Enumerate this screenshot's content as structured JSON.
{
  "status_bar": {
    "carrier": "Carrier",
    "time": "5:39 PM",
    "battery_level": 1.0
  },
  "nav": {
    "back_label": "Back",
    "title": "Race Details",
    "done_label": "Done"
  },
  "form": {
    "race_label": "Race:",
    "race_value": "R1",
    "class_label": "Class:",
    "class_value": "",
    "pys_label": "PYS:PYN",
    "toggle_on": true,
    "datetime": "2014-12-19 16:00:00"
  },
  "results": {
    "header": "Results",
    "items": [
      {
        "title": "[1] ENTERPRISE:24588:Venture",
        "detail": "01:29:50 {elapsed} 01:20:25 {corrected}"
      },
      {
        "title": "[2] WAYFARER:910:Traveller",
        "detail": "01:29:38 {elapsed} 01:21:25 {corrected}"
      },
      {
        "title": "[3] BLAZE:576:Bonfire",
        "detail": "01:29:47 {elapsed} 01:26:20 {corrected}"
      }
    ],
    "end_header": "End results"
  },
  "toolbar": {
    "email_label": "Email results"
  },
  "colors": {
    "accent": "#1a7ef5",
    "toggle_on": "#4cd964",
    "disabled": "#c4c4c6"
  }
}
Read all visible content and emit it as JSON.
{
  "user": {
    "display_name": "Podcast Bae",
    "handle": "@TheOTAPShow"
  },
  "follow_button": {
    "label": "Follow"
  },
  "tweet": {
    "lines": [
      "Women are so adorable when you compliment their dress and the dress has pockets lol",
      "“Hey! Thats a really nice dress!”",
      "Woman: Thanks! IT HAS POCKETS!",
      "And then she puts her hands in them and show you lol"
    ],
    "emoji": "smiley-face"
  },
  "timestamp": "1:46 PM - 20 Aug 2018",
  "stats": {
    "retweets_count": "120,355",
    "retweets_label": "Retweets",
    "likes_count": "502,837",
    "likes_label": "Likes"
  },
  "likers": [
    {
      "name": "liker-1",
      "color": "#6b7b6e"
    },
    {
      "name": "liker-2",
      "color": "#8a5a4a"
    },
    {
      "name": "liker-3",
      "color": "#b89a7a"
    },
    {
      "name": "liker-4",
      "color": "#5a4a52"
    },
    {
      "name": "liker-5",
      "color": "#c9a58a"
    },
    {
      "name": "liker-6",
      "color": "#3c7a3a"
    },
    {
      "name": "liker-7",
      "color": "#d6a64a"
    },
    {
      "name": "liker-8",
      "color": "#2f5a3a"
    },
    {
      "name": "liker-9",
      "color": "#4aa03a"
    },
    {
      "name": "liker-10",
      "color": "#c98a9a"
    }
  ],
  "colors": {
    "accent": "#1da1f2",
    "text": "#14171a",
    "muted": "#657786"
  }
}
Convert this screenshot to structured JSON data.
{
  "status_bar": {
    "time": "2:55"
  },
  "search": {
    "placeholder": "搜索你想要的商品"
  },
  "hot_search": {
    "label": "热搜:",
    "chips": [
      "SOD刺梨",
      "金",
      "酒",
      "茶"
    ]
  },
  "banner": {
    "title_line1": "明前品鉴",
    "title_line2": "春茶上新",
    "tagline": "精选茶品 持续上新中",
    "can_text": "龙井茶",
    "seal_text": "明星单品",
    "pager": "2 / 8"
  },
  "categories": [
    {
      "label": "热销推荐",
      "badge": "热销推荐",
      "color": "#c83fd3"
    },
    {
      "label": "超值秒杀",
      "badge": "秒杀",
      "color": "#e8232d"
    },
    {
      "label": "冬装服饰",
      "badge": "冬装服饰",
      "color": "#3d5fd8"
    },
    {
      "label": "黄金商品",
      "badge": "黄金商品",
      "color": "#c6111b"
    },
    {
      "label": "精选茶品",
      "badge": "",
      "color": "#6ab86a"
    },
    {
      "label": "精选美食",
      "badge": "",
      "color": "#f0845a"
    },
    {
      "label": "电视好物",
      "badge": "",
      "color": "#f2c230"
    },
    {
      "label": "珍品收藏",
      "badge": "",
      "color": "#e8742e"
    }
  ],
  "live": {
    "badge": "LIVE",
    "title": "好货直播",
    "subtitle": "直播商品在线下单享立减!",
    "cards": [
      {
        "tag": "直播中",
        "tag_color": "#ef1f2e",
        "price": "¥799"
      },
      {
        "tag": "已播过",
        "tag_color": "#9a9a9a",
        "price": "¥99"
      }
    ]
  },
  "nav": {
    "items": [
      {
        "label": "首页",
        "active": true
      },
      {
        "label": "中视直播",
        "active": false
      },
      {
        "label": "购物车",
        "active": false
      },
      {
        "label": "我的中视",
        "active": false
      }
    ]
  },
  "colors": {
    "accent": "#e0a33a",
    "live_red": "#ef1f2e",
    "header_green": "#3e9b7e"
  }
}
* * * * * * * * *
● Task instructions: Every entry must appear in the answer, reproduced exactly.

● Result for this exercise:
Enumerate this screenshot's content as structured JSON.
{
  "status_bar": {
    "carrier": "Carrier",
    "time": "5:39 PM",
    "battery_level": 1.0
  },
  "nav": {
    "back_label": "Back",
    "title": "Race Details",
    "done_label": "Done"
  },
  "form": {
    "race_label": "Race:",
    "race_value": "R1",
    "class_label": "Class:",
    "class_value": "",
    "pys_label": "PYS:PYN",
    "toggle_on": true,
    "datetime": "2014-12-19 16:00:00"
  },
  "results": {
    "header": "Results",
    "items": [
      {
        "title": "[1] ENTERPRISE:24588:Venture",
        "detail": "01:29:50 {elapsed} 01:20:25 {corrected}"
      },
      {
        "title": "[2] WAYFARER:910:Traveller",
        "detail": "01:29:38 {elapsed} 01:21:25 {corrected}"
      },
      {
        "title": "[3] BLAZE:576:Bonfire",
        "detail": "01:29:47 {elapsed} 01:26:20 {corrected}"
      }
    ],
    "end_header": "End results"
  },
  "toolbar": {
    "email_label": "Email results"
  },
  "colors": {
    "accent": "#1a7ef5",
    "toggle_on": "#4cd964",
    "disabled": "#c4c4c6"
  }
}
Read all visible content and emit it as JSON.
{
  "user": {
    "display_name": "Podcast Bae",
    "handle": "@TheOTAPShow"
  },
  "follow_button": {
    "label": "Follow"
  },
  "tweet": {
    "lines": [
      "Women are so adorable when you compliment their dress and the dress has pockets lol",
      "“Hey! Thats a really nice dress!”",
      "Woman: Thanks! IT HAS POCKETS!",
      "And then she puts her hands in them and show you lol"
    ],
    "emoji": "smiley-face"
  },
  "timestamp": "1:46 PM - 20 Aug 2018",
  "stats": {
    "retweets_count": "120,355",
    "retweets_label": "Retweets",
    "likes_count": "502,837",
    "likes_label": "Likes"
  },
  "likers": [
    {
      "name": "liker-1",
      "color": "#6b7b6e"
    },
    {
      "name": "liker-2",
      "color": "#8a5a4a"
    },
    {
      "name": "liker-3",
      "color": "#b89a7a"
    },
    {
      "name": "liker-4",
      "color": "#5a4a52"
    },
    {
      "name": "liker-5",
      "color": "#c9a58a"
    },
    {
      "name": "liker-6",
      "color": "#3c7a3a"
    },
    {
      "name": "liker-7",
      "color": "#d6a64a"
    },
    {
      "name": "liker-8",
      "color": "#2f5a3a"
    },
    {
      "name": "liker-9",
      "color": "#4aa03a"
    },
    {
      "name": "liker-10",
      "color": "#c98a9a"
    }
  ],
  "colors": {
    "accent": "#1da1f2",
    "text": "#14171a",
    "muted": "#657786"
  }
}
Convert this screenshot to structured JSON data.
{
  "status_bar": {
    "time": "2:55"
  },
  "search": {
    "placeholder": "搜索你想要的商品"
  },
  "hot_search": {
    "label": "热搜:",
    "chips": [
      "SOD刺梨",
      "金",
      "酒",
      "茶"
    ]
  },
  "banner": {
    "title_line1": "明前品鉴",
    "title_line2": "春茶上新",
    "tagline": "精选茶品 持续上新中",
    "can_text": "龙井茶",
    "seal_text": "明星单品",
    "pager": "2 / 8"
  },
  "categories": [
    {
      "label": "热销推荐",
      "badge": "热销推荐",
      "color": "#c83fd3"
    },
    {
      "label": "超值秒杀",
      "badge": "秒杀",
      "color": "#e8232d"
    },
    {
      "label": "冬装服饰",
      "badge": "冬装服饰",
      "color": "#3d5fd8"
    },
    {
      "label": "黄金商品",
      "badge": "黄金商品",
      "color": "#c6111b"
    },
    {
      "label": "精选茶品",
      "badge": "",
      "color": "#6ab86a"
    },
    {
      "label": "精选美食",
      "badge": "",
      "color": "#f0845a"
    },
    {
      "label": "电视好物",
      "badge": "",
      "color": "#f2c230"
    },
    {
      "label": "珍品收藏",
      "badge": "",
      "color": "#e8742e"
    }
  ],
  "live": {
    "badge": "LIVE",
    "title": "好货直播",
    "subtitle": "直播商品在线下单享立减!",
    "cards": [
      {
        "tag": "直播中",
        "tag_color": "#ef1f2e",
        "price": "¥799"
      },
      {
        "tag": "已播过",
        "tag_color": "#9a9a9a",
        "price": "¥99"
      }
    ]
  },
  "nav": {
    "items": [
      {
        "label": "首页",
        "active": true
      },
      {
        "label": "中视直播",
        "active": false
      },
      {
        "label": "购物车",
        "active": false
      },
      {
        "label": "我的中视",
        "active": false
      }
    ]
  },
  "colors": {
    "accent": "#e0a33a",
    "live_red": "#ef1f2e",
    "header_green": "#3e9b7e"
  }
}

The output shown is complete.